The fertilization process takes approximately 5 minutes on each side. After mating, the female lays eggs depending on her body size. And the eggs take 3 to 9 weeks to hatch inside a pouch, where they stay until they are big enough to withstand external extremes. 

A typical Woodlouse lives between three to four years.

8. Rove Beetles

A close up photo of An Adult Rove Beetle of the Tribe Staphylinini.

Rove beetles are commonly confused for earwigs due to their elongated body with a pair of antennae, three body parts, and three pairs of legs. Their predominant brown color in the abdomen area also brings about some mixup. Ober and above that, the two insects feature six abdominal segments and short wings that don’t cover the abdomen.

You can differentiate rove beetles from earwigs by their brown and black body segments and lack of forceps. Rove beetles are common in moist habitats like compost piles, under rocks, fallen fruits, decaying organic matter, etc. A significant percentage of these insects are predators.

They may feed on root maggot eggs, motes, larvae, spring tales, insect eggs, and maggots of filth flies, among others. Rove beetles take three weeks to mature. They mate two weeks after maturity to fertilize the eggs in females.

The females lay the eggs in a place at least 77° F, where they hatch after 3 to 4 days. Typically, an adult rove beetle’s life span ranges between 40 and 72 days.

FAQs

Below are answers to various questions that people have asked about earwigs

Why am I getting Earwigs in my house?

You are getting earwigs in your house because:

The earwigs are attracted to the lighting in your yard/ home, and your house has openings that let them in. The outdoor environment may become hostile (either too hot or too cold) to the insects, and your house is one of the favorable environments they feel comfortable in.

Can Earwigs hurt you seriously?

No, Earwigs cannot hurt you seriously. The worst damage they can do with their pincers is to pinch you to create a small welt if you press them. And the good news is that the Earwigs aren’t poisonous, meaning there is nothing to worry about.

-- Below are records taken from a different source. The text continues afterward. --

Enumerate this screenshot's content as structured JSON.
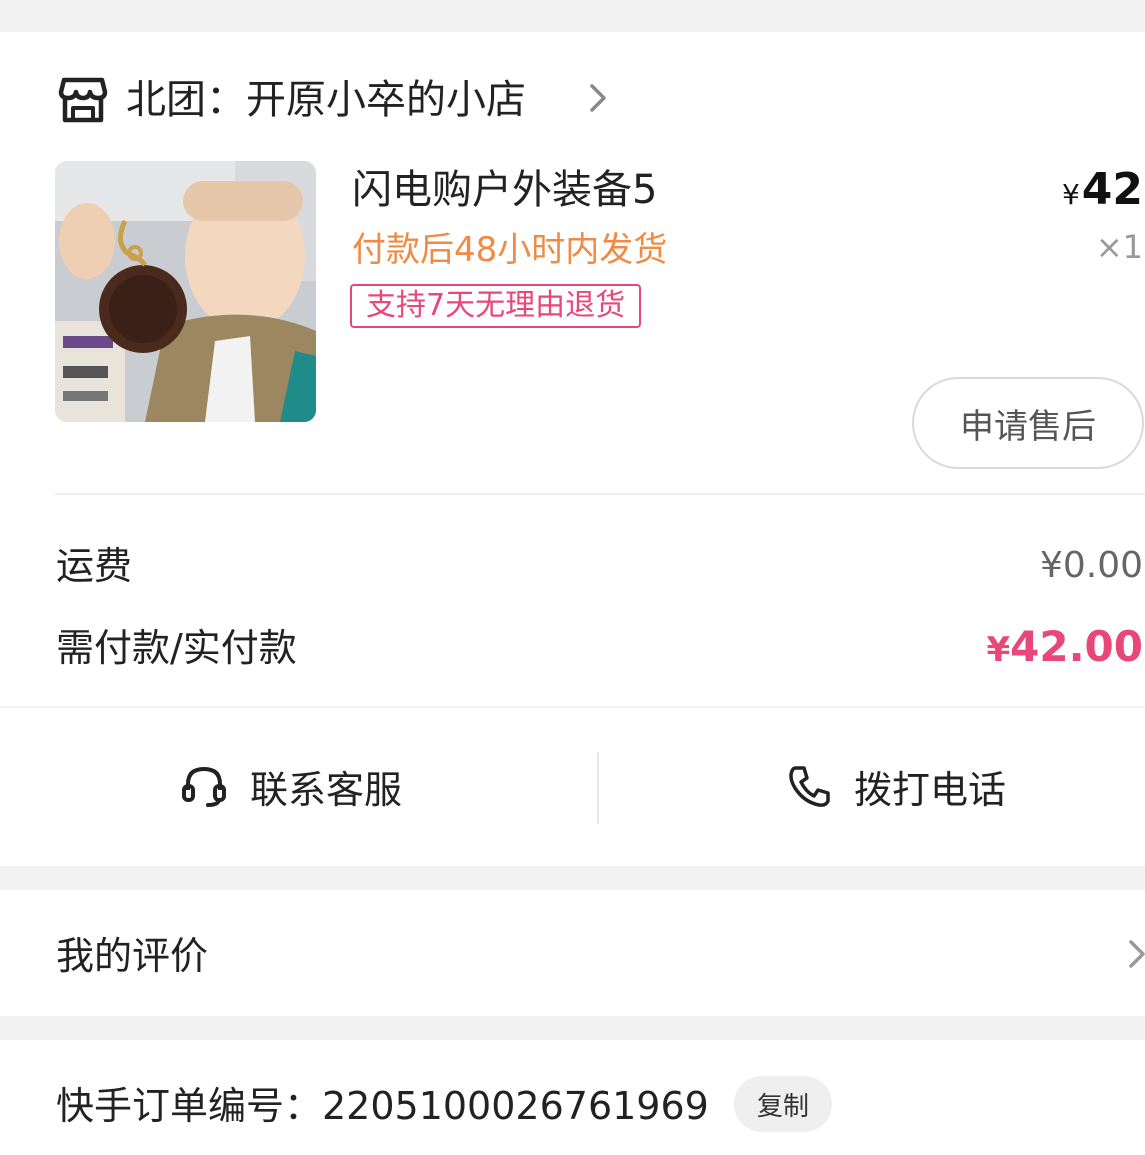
{
  "shop": {
    "name": "北团：开原小卒的小店"
  },
  "product": {
    "title": "闪电购户外装备5",
    "shipping_note": "付款后48小时内发货",
    "return_tag": "支持7天无理由退货",
    "currency_symbol": "¥",
    "price": "42",
    "quantity": "×1",
    "after_sale_label": "申请售后"
  },
  "fees": {
    "shipping_label": "运费",
    "shipping_value": "¥0.00",
    "total_label": "需付款/实付款",
    "total_currency": "¥",
    "total_value": "42.00"
  },
  "contact": {
    "service_label": "联系客服",
    "phone_label": "拨打电话"
  },
  "review": {
    "label": "我的评价"
  },
  "order": {
    "number_label": "快手订单编号：2205100026761969",
    "copy_label": "复制"
  },
  "colors": {
    "accent_pink": "#e8477a",
    "shipping_orange": "#f08a44",
    "page_background": "#f2f2f2"
  }
}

Where do Earwigs lay eggs?

Contrary to the popular myth, earwigs don’t lay eggs on people’s brains. Instead, the females find a secure and moist place like beneath wet leaves and crevices to lay their eggs.

Do Earwigs go in your bed?

No, earwigs have no reason to go into bed. Rather, you can find them in damp and dark spaces in your home, like the basement, cellar, or kitchen cabinets.

How do you know if you have an Earwig infestation?

The only way to tell that you have an Earwig infestation is to spot them in your yard or home, in areas like inside stacks of newspapers, kitchen cabinets, beneath rugs, and other moist and warm spaces.

What can I spray to keep Earwigs away?

An earwig pesticide will get you sorted. Make sure you spray all areas where the Earwigs have been spotted. Don’t know the best pesticides? Ask your pesticide store seller what pesticide you can use to keep the earwigs away, and they will help.